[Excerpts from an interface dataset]
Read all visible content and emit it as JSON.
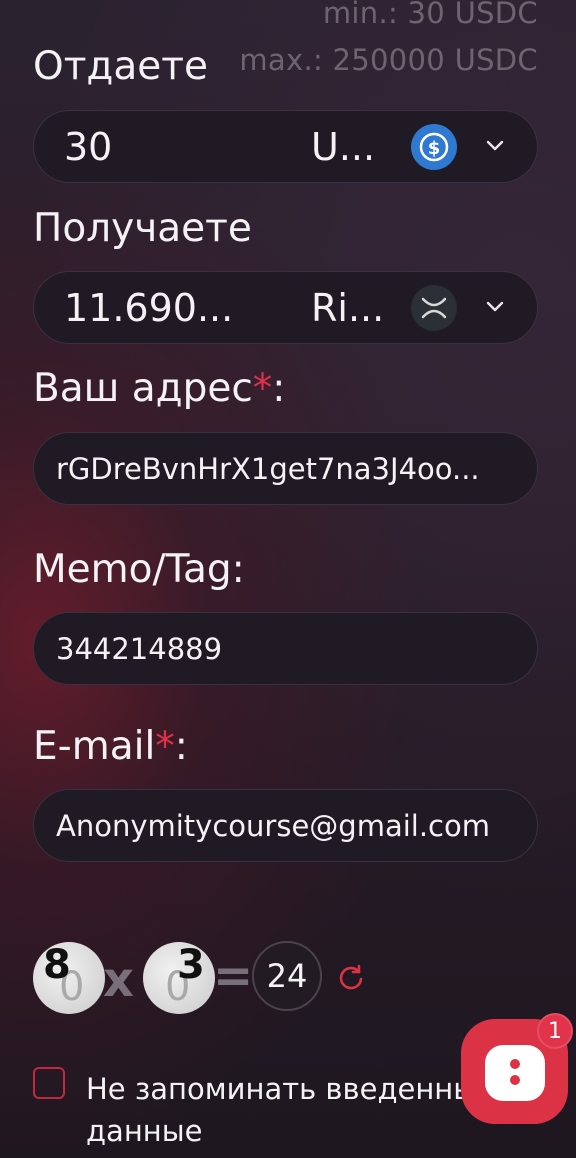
{
  "limits": {
    "min": "min.: 30 USDC",
    "max": "max.: 250000 USDC"
  },
  "send": {
    "label": "Отдаете",
    "amount": "30",
    "currency": "U...",
    "icon": "usdc-coin-icon",
    "icon_color": "#2775ca"
  },
  "receive": {
    "label": "Получаете",
    "amount": "11.690...",
    "currency": "Ri...",
    "icon": "xrp-coin-icon",
    "icon_color": "#23292f"
  },
  "address": {
    "label": "Ваш адрес",
    "required_mark": "*",
    "suffix": ":",
    "value": "rGDreBvnHrX1get7na3J4oo..."
  },
  "memo": {
    "label": "Memo/Tag:",
    "value": "344214889"
  },
  "email": {
    "label": "E-mail",
    "required_mark": "*",
    "suffix": ":",
    "value": "Anonymitycourse@gmail.com"
  },
  "captcha": {
    "digit1": "8",
    "operator": "x",
    "digit2": "3",
    "equals": "=",
    "answer": "24"
  },
  "remember": {
    "label": "Не запоминать введенные данные",
    "checked": false
  },
  "chat": {
    "badge": "1"
  },
  "colors": {
    "accent": "#dc3246",
    "field_bg": "#201a24"
  }
}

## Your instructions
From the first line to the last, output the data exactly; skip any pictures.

## Output
Read all visible content and emit it as JSON.
{
  "limits": {
    "min": "min.: 30 USDC",
    "max": "max.: 250000 USDC"
  },
  "send": {
    "label": "Отдаете",
    "amount": "30",
    "currency": "U...",
    "icon": "usdc-coin-icon",
    "icon_color": "#2775ca"
  },
  "receive": {
    "label": "Получаете",
    "amount": "11.690...",
    "currency": "Ri...",
    "icon": "xrp-coin-icon",
    "icon_color": "#23292f"
  },
  "address": {
    "label": "Ваш адрес",
    "required_mark": "*",
    "suffix": ":",
    "value": "rGDreBvnHrX1get7na3J4oo..."
  },
  "memo": {
    "label": "Memo/Tag:",
    "value": "344214889"
  },
  "email": {
    "label": "E-mail",
    "required_mark": "*",
    "suffix": ":",
    "value": "Anonymitycourse@gmail.com"
  },
  "captcha": {
    "digit1": "8",
    "operator": "x",
    "digit2": "3",
    "equals": "=",
    "answer": "24"
  },
  "remember": {
    "label": "Не запоминать введенные данные",
    "checked": false
  },
  "chat": {
    "badge": "1"
  },
  "colors": {
    "accent": "#dc3246",
    "field_bg": "#201a24"
  }
}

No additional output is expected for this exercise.